Objective: This study aimed to determine if patient age is an independent predictor of the propofol dose required for the induction of sedation in pediatric patients for procedures performed in the emergency department (ED).
Methods: This is a retrospective study conducted in an academic, tertiary ED between May 2005 and October 2009. Medical records of patients younger than 18 years who received propofol for procedural sedation were evaluated. Data collected included patient demographics, procedure type, propofol doses administered, time to sedation induction, pain scores before procedure, opioid administration, and adverse effects. Factors predictive of propofol induction dose were analyzed using linear regression analyses.
Results: Eighty-eight patients were included in the final analyses. The mean age was 11 years (range, 1-17 years), and 75% were male. The mean induction dose required was 2.1 ± 1.3 mg/kg using a median of 3 boluses (interquartile range, 2-4). The mean time to induction was 3.9 ± 4.2 minutes. In the linear regression analyses (R = 0.07), patient age was inversely predictive of the induction dose (in milligram per kilogram) of propofol (coefficient = -0.074; P = 0.013). Sex, race, procedure type, pain score before procedure, and opioid administration were not predictive of induction dose. Transient respiratory depression occurred in 13.6% and hypotension occurred in 8% of patients, without further complications.

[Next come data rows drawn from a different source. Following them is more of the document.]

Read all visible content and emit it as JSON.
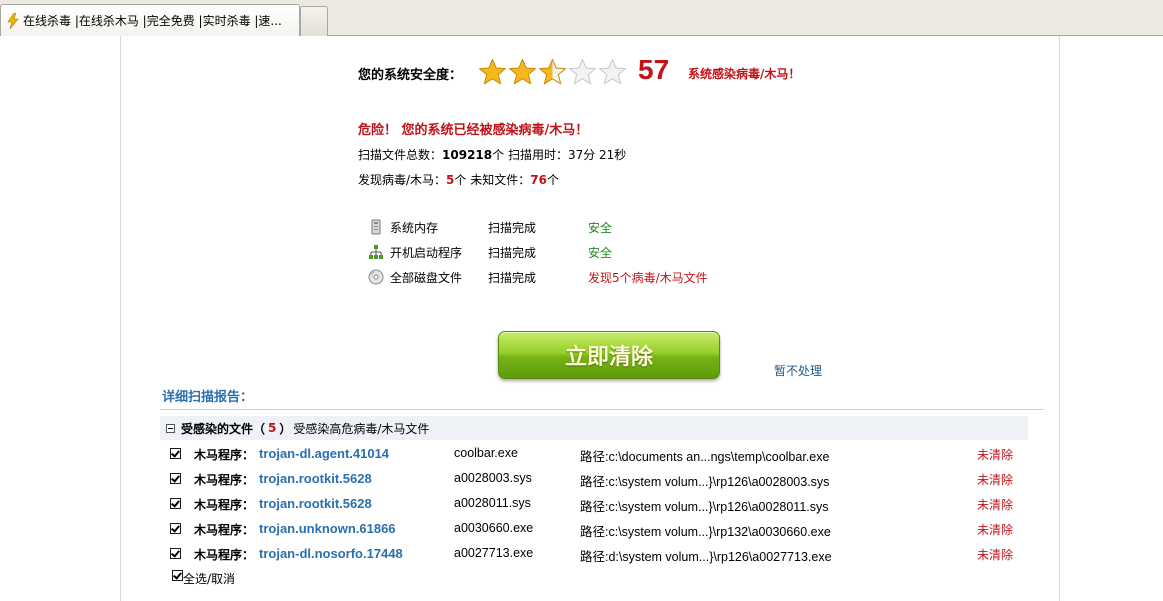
{
  "browser": {
    "tab_title": "在线杀毒 |在线杀木马 |完全免费 |实时杀毒 |速..."
  },
  "summary": {
    "safety_label": "您的系统安全度：",
    "stars_rating": 2.5,
    "stars_total": 5,
    "score": "57",
    "infected_message": "系统感染病毒/木马！",
    "danger_message": "危险！ 您的系统已经被感染病毒/木马！",
    "scan_total_label": "扫描文件总数：",
    "scan_total_value": "109218",
    "scan_total_unit": "个  扫描用时：37分 21秒",
    "found_label": "发现病毒/木马：",
    "found_value": "5",
    "unknown_label": "个  未知文件：",
    "unknown_value": "76",
    "unknown_unit": "个"
  },
  "scan_items": [
    {
      "name": "系统内存",
      "status": "扫描完成",
      "result": "安全",
      "icon": "memory-icon",
      "result_type": "safe"
    },
    {
      "name": "开机启动程序",
      "status": "扫描完成",
      "result": "安全",
      "icon": "startup-icon",
      "result_type": "safe"
    },
    {
      "name": "全部磁盘文件",
      "status": "扫描完成",
      "result": "发现5个病毒/木马文件",
      "icon": "disk-icon",
      "result_type": "found"
    }
  ],
  "actions": {
    "clean_label": "立即清除",
    "skip_label": "暂不处理"
  },
  "report": {
    "title": "详细扫描报告：",
    "group_label": "受感染的文件（",
    "group_count": "5",
    "group_close": "）",
    "group_desc": "受感染高危病毒/木马文件",
    "threat_label": "木马程序：",
    "rows": [
      {
        "name": "trojan-dl.agent.41014",
        "file": "coolbar.exe",
        "path": "路径:c:\\documents an...ngs\\temp\\coolbar.exe",
        "status": "未清除"
      },
      {
        "name": "trojan.rootkit.5628",
        "file": "a0028003.sys",
        "path": "路径:c:\\system volum...}\\rp126\\a0028003.sys",
        "status": "未清除"
      },
      {
        "name": "trojan.rootkit.5628",
        "file": "a0028011.sys",
        "path": "路径:c:\\system volum...}\\rp126\\a0028011.sys",
        "status": "未清除"
      },
      {
        "name": "trojan.unknown.61866",
        "file": "a0030660.exe",
        "path": "路径:c:\\system volum...}\\rp132\\a0030660.exe",
        "status": "未清除"
      },
      {
        "name": "trojan-dl.nosorfo.17448",
        "file": "a0027713.exe",
        "path": "路径:d:\\system volum...}\\rp126\\a0027713.exe",
        "status": "未清除"
      }
    ],
    "select_all_label": "全选/取消"
  },
  "colors": {
    "danger": "#c0141a",
    "safe": "#228b22",
    "link": "#2a70b0",
    "button_green": "#77b314",
    "star_gold": "#f5b81c"
  }
}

Conclusions: In pediatric patients undergoing procedural sedation in the ED, age is an independent predictor of the dose of propofol required for induction of sedation. Therefore, younger patients may require higher doses by body weight (in milligram per kilogram).